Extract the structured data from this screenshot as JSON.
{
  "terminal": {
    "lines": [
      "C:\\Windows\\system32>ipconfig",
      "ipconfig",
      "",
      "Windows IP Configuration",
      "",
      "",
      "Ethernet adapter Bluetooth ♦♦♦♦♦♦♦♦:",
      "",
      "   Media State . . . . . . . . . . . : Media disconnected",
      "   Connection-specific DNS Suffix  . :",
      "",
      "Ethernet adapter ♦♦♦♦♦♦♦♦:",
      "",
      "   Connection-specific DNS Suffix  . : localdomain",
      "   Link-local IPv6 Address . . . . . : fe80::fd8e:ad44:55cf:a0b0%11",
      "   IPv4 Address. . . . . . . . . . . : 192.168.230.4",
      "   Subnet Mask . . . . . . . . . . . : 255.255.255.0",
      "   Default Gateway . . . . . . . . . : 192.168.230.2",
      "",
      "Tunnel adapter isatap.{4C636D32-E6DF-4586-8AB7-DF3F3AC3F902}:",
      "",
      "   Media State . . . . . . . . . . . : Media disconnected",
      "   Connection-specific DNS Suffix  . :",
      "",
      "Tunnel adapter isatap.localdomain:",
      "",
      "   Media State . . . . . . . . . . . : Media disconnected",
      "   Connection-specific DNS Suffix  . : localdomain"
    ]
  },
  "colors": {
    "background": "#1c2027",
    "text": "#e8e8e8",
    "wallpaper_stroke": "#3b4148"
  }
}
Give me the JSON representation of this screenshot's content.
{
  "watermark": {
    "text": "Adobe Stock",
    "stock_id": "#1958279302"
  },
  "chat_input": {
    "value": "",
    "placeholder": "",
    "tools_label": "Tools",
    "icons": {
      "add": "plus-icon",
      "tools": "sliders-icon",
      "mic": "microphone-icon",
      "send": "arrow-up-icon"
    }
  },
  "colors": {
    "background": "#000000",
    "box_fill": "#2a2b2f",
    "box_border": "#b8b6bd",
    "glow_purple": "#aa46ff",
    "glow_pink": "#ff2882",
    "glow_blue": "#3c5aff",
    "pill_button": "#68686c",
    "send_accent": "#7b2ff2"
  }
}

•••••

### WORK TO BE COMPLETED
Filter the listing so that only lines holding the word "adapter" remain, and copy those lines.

### COMPLETED TASK
      "Ethernet adapter Bluetooth ♦♦♦♦♦♦♦♦:",
      "Ethernet adapter ♦♦♦♦♦♦♦♦:",
      "Tunnel adapter isatap.{4C636D32-E6DF-4586-8AB7-DF3F3AC3F902}:",
      "Tunnel adapter isatap.localdomain:",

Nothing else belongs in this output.